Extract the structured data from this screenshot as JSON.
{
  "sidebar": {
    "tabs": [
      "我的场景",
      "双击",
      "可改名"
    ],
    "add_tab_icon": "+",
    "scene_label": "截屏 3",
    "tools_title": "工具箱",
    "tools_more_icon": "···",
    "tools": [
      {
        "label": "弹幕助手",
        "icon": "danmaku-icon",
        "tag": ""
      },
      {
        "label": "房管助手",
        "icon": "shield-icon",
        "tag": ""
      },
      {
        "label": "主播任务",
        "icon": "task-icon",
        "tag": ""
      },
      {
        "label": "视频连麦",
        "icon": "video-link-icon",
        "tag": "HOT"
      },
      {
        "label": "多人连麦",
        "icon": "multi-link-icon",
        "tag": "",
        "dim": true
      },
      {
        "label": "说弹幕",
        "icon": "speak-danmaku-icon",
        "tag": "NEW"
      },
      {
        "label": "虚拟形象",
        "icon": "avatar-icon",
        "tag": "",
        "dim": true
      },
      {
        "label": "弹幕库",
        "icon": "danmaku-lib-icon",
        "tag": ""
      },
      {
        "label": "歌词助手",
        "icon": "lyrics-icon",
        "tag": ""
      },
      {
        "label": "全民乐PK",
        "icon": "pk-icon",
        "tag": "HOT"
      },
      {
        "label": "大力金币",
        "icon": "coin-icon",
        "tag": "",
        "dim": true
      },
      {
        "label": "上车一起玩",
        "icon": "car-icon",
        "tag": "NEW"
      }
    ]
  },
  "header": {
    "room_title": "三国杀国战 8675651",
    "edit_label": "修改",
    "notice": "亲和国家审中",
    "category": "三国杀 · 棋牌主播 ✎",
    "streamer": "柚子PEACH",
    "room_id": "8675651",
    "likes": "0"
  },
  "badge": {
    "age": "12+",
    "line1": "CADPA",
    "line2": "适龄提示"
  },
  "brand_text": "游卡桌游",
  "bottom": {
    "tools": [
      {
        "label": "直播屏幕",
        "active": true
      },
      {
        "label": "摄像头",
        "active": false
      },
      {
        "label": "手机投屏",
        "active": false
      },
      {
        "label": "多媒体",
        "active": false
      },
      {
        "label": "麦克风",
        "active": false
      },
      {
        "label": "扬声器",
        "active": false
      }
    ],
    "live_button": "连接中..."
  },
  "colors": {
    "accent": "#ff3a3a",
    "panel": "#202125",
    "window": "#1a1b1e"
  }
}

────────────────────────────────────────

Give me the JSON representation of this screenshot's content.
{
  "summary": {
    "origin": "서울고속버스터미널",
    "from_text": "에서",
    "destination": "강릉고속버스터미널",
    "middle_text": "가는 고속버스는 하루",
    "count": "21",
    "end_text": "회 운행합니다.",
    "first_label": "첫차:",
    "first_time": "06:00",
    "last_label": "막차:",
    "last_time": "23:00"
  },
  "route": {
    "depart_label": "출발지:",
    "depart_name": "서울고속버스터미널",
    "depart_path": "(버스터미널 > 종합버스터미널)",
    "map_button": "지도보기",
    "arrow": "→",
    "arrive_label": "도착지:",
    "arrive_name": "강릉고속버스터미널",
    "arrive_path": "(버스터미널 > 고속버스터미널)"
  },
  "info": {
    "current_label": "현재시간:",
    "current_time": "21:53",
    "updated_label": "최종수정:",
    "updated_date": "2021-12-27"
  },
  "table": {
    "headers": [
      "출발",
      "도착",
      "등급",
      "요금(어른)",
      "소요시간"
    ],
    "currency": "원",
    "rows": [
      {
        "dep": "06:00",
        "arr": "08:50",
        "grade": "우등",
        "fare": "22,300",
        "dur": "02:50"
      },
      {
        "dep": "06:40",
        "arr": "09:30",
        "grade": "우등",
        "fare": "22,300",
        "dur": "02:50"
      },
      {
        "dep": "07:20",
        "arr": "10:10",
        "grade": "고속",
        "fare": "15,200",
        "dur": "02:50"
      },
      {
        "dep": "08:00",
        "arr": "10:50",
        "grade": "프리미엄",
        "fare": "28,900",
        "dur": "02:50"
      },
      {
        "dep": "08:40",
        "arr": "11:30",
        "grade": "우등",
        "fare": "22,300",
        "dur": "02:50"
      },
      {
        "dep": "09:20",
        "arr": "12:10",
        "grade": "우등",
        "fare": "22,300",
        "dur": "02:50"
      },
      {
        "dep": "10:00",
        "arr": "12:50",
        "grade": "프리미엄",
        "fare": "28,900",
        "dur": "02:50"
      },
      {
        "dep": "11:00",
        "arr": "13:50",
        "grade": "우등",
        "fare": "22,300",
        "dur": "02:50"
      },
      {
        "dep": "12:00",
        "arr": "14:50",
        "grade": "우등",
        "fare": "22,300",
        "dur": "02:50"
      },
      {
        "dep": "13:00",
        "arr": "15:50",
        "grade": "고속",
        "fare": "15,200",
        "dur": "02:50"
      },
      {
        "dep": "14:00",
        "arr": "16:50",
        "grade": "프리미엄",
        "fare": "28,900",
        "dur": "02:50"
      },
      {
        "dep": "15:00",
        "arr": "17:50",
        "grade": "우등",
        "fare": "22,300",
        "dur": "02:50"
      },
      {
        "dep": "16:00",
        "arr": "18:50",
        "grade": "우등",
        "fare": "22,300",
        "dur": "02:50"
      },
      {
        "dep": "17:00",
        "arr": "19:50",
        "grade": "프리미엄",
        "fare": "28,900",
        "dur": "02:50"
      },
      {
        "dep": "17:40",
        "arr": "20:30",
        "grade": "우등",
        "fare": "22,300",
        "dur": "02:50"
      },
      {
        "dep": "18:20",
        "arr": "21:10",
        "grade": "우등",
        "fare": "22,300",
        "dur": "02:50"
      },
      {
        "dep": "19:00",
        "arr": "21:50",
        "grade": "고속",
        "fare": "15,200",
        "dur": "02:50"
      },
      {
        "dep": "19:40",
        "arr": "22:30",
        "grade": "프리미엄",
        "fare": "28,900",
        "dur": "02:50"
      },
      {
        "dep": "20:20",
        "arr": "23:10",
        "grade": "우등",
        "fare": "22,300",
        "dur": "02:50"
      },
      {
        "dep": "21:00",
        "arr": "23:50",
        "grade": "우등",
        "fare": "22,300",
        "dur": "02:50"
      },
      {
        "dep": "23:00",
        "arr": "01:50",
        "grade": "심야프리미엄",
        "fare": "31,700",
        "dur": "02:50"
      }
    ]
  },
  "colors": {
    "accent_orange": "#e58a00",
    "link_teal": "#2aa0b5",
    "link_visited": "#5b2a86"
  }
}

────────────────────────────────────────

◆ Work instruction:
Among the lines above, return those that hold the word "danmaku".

◆ Answer to this exercise:
        "icon": "danmaku-icon",
        "icon": "speak-danmaku-icon",
        "icon": "danmaku-lib-icon",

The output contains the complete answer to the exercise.